---- Record set

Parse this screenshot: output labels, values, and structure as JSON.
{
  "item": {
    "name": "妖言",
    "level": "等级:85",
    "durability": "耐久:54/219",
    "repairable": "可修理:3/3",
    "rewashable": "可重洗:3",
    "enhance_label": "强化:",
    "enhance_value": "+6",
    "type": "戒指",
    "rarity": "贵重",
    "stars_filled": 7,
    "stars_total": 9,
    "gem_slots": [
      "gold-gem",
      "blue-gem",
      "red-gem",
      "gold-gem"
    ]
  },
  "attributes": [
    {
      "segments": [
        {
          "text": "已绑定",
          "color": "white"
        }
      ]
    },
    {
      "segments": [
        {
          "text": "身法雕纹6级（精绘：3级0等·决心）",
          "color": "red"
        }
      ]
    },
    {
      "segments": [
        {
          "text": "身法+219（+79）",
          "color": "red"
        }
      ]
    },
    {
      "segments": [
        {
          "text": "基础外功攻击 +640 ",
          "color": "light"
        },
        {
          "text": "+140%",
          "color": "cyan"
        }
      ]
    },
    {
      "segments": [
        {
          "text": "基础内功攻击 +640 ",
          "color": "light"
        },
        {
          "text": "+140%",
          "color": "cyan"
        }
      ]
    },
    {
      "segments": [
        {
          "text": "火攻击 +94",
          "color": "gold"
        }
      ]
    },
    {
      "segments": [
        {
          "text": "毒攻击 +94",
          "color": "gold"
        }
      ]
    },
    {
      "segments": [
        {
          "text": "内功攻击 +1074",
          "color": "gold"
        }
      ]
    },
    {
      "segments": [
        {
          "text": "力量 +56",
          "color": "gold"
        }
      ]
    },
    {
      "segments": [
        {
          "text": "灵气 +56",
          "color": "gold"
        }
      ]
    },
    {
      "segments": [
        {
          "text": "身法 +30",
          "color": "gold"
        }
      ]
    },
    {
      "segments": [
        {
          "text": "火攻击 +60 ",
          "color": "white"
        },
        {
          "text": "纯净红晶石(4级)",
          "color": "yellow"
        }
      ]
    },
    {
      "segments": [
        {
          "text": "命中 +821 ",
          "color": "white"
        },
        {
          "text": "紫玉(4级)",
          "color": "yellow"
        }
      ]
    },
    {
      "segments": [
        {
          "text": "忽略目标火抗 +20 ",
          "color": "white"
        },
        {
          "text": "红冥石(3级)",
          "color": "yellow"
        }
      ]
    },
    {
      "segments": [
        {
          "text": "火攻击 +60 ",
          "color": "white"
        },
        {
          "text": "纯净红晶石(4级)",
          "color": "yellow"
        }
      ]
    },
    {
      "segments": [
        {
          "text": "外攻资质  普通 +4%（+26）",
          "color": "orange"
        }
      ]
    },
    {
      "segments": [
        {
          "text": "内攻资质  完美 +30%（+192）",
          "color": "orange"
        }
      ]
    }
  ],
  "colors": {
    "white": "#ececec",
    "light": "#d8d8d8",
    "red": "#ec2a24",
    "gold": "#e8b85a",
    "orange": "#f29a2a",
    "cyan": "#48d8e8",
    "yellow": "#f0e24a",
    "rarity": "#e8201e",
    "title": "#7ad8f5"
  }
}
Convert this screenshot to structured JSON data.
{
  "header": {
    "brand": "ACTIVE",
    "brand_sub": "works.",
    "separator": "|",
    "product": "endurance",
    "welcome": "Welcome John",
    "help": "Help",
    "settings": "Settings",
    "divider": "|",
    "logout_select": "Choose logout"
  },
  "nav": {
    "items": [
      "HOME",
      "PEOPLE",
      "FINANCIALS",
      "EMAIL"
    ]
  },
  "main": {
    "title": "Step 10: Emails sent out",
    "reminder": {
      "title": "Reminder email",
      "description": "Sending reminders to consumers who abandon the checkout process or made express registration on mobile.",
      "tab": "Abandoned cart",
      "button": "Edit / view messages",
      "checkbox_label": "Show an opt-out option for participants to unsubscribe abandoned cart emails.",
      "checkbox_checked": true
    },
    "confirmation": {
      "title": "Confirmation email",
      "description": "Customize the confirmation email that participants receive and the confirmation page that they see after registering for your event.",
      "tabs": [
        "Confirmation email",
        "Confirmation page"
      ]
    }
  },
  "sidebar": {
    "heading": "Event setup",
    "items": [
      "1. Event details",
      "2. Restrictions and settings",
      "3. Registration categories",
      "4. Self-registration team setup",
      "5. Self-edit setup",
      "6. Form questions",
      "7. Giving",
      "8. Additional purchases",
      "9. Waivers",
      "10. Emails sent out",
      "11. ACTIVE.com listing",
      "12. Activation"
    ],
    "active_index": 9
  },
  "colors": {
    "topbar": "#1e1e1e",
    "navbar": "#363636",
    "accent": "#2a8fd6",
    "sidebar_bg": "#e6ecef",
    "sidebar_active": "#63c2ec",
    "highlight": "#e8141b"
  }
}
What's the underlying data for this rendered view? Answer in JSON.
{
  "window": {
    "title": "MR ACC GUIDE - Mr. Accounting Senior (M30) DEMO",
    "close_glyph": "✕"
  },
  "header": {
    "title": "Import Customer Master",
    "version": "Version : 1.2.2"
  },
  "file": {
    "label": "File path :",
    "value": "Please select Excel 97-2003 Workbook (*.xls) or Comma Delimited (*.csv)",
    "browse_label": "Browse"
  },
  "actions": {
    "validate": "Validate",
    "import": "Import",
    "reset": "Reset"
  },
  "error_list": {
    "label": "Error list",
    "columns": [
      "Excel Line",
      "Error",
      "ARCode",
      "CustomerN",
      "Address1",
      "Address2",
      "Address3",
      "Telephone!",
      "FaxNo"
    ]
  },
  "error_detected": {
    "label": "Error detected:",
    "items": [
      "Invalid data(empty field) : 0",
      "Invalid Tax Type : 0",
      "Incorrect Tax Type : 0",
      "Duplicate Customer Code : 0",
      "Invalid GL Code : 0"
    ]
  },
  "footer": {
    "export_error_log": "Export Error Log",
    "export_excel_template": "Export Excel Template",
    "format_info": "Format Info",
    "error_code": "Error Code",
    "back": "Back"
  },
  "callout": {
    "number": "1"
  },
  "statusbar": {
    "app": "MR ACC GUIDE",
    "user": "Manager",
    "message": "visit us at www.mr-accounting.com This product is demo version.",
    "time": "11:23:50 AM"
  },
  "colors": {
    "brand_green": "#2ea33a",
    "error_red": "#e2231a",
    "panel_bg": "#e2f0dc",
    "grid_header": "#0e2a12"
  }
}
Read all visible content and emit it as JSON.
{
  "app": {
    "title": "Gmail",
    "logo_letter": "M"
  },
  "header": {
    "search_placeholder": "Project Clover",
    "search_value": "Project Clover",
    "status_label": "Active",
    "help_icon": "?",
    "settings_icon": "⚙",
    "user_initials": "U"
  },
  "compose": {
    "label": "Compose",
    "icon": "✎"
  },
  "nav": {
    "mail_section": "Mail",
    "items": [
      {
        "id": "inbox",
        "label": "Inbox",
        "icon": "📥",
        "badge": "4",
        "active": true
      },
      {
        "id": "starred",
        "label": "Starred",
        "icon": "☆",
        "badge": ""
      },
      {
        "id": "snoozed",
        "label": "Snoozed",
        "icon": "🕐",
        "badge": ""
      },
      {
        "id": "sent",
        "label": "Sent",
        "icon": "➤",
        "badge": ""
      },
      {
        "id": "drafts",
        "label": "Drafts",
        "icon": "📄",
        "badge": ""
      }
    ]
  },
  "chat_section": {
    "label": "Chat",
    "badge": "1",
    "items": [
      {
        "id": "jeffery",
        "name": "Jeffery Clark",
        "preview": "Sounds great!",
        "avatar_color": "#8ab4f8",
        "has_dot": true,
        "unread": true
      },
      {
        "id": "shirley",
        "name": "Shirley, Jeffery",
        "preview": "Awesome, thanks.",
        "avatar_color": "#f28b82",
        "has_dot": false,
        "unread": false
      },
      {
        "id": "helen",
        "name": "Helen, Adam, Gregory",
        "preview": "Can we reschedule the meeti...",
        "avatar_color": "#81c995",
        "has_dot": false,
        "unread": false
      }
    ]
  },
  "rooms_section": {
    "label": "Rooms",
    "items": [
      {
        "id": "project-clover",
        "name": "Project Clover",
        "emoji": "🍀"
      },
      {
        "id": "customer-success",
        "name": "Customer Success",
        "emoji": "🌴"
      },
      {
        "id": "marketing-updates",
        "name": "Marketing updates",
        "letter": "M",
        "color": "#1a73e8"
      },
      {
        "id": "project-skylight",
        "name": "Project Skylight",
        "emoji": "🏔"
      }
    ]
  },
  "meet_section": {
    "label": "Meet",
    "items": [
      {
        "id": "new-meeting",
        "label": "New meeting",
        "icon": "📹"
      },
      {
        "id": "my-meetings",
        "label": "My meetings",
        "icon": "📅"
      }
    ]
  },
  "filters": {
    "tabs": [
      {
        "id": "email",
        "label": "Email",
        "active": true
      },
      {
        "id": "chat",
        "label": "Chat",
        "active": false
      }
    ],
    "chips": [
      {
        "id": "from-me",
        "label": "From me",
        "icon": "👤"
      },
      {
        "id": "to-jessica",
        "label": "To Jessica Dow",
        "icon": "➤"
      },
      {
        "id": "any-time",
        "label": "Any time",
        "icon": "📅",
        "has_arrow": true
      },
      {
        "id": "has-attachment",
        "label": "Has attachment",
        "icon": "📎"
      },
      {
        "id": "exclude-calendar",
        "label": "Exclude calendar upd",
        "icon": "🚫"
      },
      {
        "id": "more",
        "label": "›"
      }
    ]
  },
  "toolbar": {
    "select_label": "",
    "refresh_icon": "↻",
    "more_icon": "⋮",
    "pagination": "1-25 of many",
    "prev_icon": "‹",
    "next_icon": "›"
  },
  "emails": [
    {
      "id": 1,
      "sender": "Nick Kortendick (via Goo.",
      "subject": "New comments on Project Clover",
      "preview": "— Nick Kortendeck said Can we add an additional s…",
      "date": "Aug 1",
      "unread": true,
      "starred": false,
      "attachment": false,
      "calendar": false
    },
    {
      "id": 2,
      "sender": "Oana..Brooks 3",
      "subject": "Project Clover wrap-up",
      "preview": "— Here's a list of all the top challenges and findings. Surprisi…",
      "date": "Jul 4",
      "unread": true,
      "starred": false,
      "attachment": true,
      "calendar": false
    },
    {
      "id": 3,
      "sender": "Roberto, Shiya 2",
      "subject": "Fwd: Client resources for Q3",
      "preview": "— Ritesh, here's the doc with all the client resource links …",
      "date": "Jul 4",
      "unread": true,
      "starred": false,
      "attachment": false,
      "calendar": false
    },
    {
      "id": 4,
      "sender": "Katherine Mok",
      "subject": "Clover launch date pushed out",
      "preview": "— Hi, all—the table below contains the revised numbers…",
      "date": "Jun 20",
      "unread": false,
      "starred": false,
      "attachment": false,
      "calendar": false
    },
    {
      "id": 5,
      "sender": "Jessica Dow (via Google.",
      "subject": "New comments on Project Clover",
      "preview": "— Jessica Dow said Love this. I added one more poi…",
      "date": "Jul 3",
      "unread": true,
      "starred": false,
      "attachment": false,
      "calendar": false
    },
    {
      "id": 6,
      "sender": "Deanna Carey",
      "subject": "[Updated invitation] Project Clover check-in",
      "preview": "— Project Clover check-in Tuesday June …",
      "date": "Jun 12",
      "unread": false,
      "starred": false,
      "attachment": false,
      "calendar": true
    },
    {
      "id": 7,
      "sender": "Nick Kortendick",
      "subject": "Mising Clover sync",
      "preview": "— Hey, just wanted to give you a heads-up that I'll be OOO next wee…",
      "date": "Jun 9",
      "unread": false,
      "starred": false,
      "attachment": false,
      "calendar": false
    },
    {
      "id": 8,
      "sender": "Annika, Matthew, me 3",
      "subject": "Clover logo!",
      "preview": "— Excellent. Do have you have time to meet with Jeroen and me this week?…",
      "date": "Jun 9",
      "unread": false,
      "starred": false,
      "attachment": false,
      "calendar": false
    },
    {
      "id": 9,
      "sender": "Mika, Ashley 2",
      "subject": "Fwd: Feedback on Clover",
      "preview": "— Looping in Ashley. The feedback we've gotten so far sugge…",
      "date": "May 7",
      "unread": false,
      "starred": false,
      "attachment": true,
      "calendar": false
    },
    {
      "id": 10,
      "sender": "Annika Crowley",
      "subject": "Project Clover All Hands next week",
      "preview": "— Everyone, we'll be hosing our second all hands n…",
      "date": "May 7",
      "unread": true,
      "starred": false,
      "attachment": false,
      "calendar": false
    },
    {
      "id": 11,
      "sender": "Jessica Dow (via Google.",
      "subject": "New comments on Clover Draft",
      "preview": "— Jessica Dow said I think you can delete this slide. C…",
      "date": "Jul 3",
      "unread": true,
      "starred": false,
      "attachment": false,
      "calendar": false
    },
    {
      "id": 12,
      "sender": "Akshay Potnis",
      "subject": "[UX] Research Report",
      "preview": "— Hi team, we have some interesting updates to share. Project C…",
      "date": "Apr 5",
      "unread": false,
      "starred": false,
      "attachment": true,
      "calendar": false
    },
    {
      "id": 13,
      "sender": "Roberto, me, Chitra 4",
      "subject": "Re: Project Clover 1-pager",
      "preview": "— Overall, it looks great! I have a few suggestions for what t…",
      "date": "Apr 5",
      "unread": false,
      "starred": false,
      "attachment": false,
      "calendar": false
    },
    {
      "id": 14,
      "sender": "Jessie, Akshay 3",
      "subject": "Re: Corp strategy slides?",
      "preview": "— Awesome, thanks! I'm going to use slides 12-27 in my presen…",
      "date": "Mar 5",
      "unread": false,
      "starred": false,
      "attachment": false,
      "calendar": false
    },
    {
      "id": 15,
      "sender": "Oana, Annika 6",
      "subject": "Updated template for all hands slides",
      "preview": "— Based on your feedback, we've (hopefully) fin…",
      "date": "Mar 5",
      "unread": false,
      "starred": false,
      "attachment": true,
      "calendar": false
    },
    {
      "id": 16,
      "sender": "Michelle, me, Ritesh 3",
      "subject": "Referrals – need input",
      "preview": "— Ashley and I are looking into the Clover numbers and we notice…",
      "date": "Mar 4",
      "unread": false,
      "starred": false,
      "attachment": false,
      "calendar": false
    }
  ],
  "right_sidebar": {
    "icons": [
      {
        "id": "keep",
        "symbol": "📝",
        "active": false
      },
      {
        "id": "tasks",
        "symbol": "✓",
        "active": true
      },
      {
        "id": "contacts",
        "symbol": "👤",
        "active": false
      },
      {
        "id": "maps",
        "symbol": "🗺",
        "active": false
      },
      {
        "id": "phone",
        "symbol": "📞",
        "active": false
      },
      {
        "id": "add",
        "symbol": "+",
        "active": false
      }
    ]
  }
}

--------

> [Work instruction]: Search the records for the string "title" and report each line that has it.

> [Task result]:
    "title": "#7ad8f5"
    "title": "Step 10: Emails sent out",
      "title": "Reminder email",
      "title": "Confirmation email",
    "title": "MR ACC GUIDE - Mr. Accounting Senior (M30) DEMO",
    "title": "Import Customer Master",
    "title": "Gmail",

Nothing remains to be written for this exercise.